Data records for software interfaces:
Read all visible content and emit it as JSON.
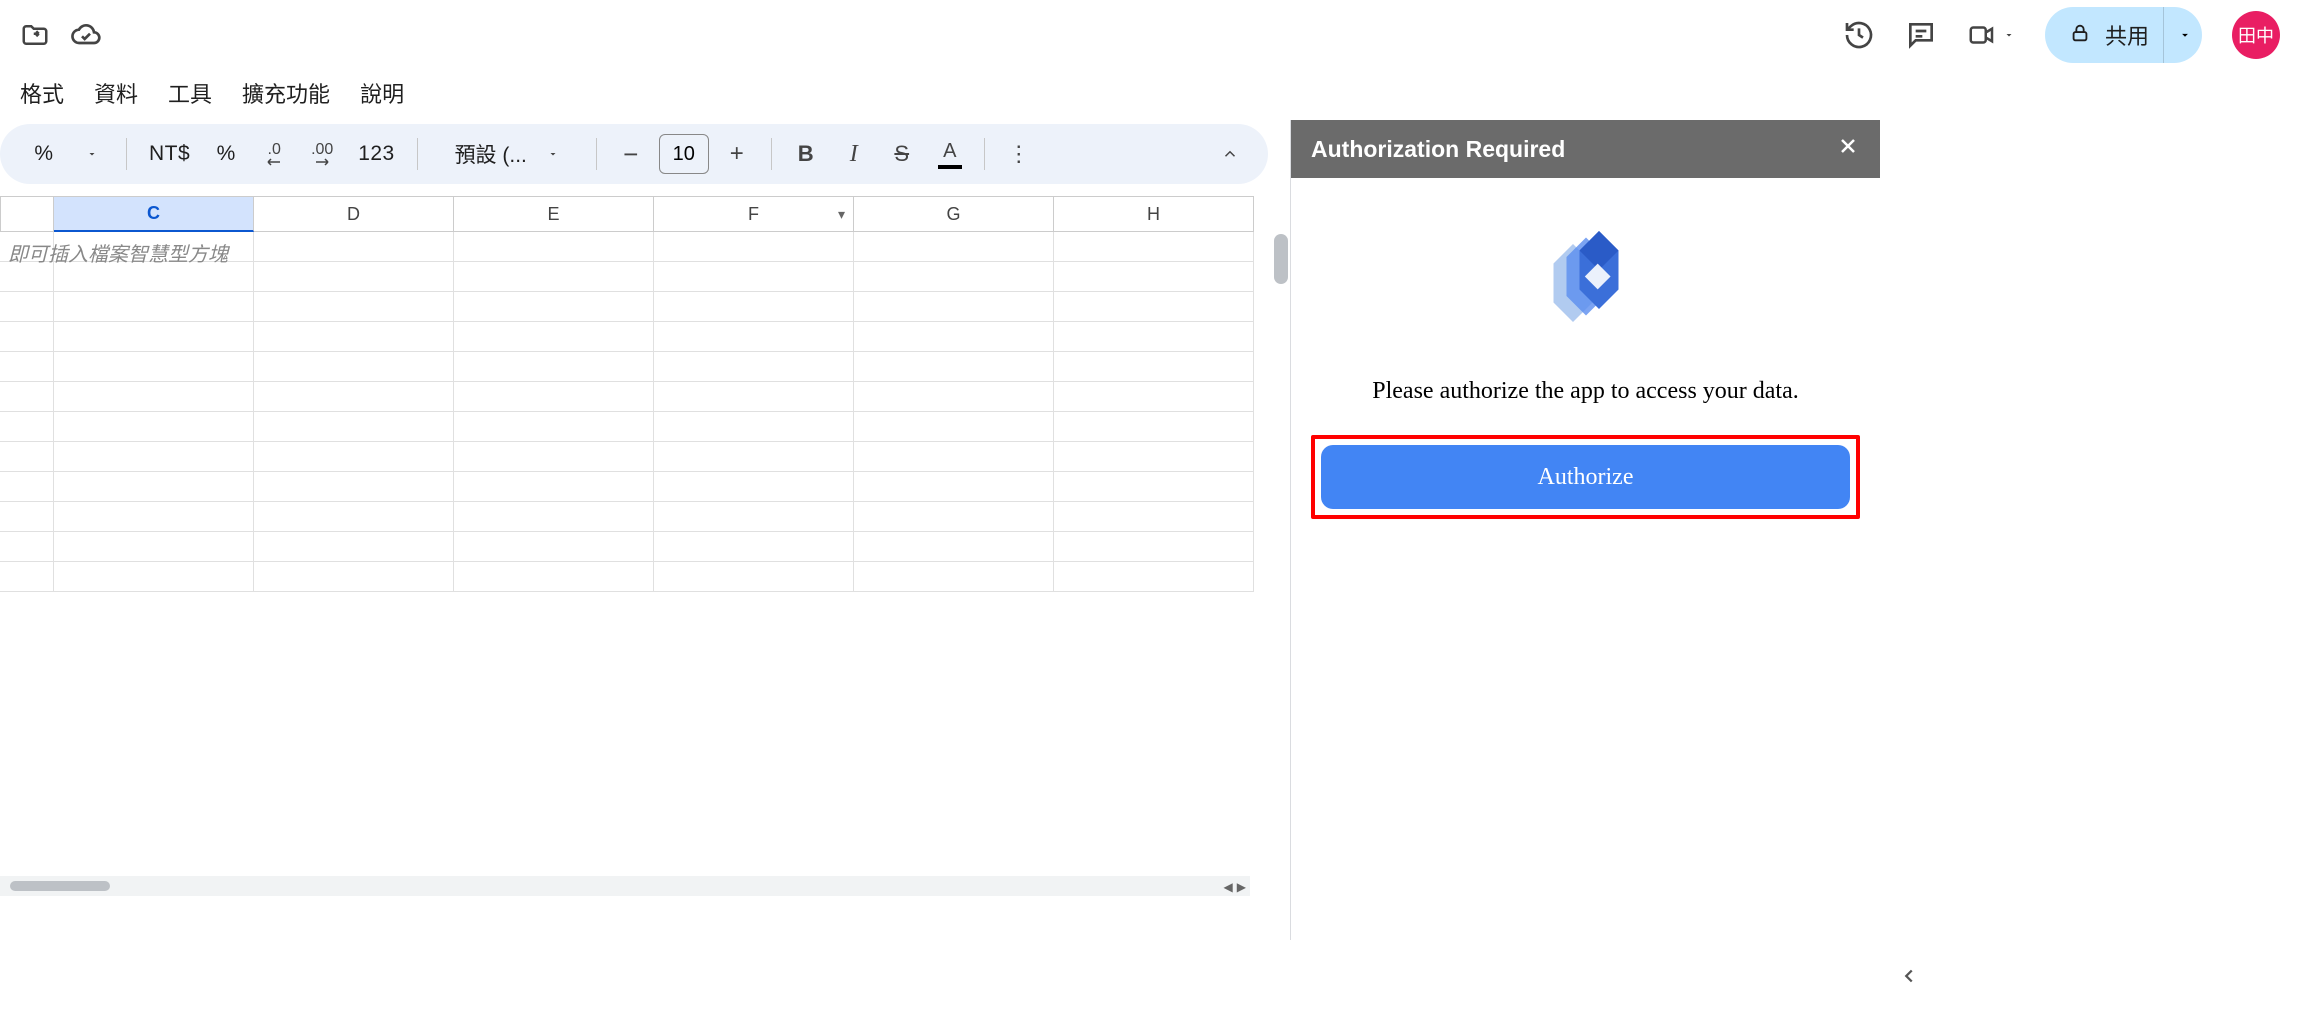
{
  "titlebar": {
    "move_icon": "folder-move-icon",
    "cloud_icon": "cloud-done-icon",
    "share_label": "共用",
    "avatar_text": "田中"
  },
  "menubar": {
    "items": [
      "格式",
      "資料",
      "工具",
      "擴充功能",
      "說明"
    ]
  },
  "toolbar": {
    "percent": "%",
    "currency": "NT$",
    "percent2": "%",
    "dec_dec": ".0",
    "inc_dec": ".00",
    "num_format": "123",
    "font_name": "預設 (...",
    "font_size": "10",
    "bold": "B",
    "italic": "I",
    "strike": "S",
    "text_color": "A"
  },
  "sheet": {
    "columns": [
      "",
      "C",
      "D",
      "E",
      "F",
      "G",
      "H"
    ],
    "selected_column_index": 1,
    "dropdown_column_index": 4,
    "placeholder": "即可插入檔案智慧型方塊",
    "row_count": 12
  },
  "side_panel": {
    "title": "Authorization Required",
    "message": "Please authorize the app to access your data.",
    "button": "Authorize"
  }
}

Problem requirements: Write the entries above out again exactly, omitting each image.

Answer section:
Read all visible content and emit it as JSON.
{
  "titlebar": {
    "move_icon": "folder-move-icon",
    "cloud_icon": "cloud-done-icon",
    "share_label": "共用",
    "avatar_text": "田中"
  },
  "menubar": {
    "items": [
      "格式",
      "資料",
      "工具",
      "擴充功能",
      "說明"
    ]
  },
  "toolbar": {
    "percent": "%",
    "currency": "NT$",
    "percent2": "%",
    "dec_dec": ".0",
    "inc_dec": ".00",
    "num_format": "123",
    "font_name": "預設 (...",
    "font_size": "10",
    "bold": "B",
    "italic": "I",
    "strike": "S",
    "text_color": "A"
  },
  "sheet": {
    "columns": [
      "",
      "C",
      "D",
      "E",
      "F",
      "G",
      "H"
    ],
    "selected_column_index": 1,
    "dropdown_column_index": 4,
    "placeholder": "即可插入檔案智慧型方塊",
    "row_count": 12
  },
  "side_panel": {
    "title": "Authorization Required",
    "message": "Please authorize the app to access your data.",
    "button": "Authorize"
  }
}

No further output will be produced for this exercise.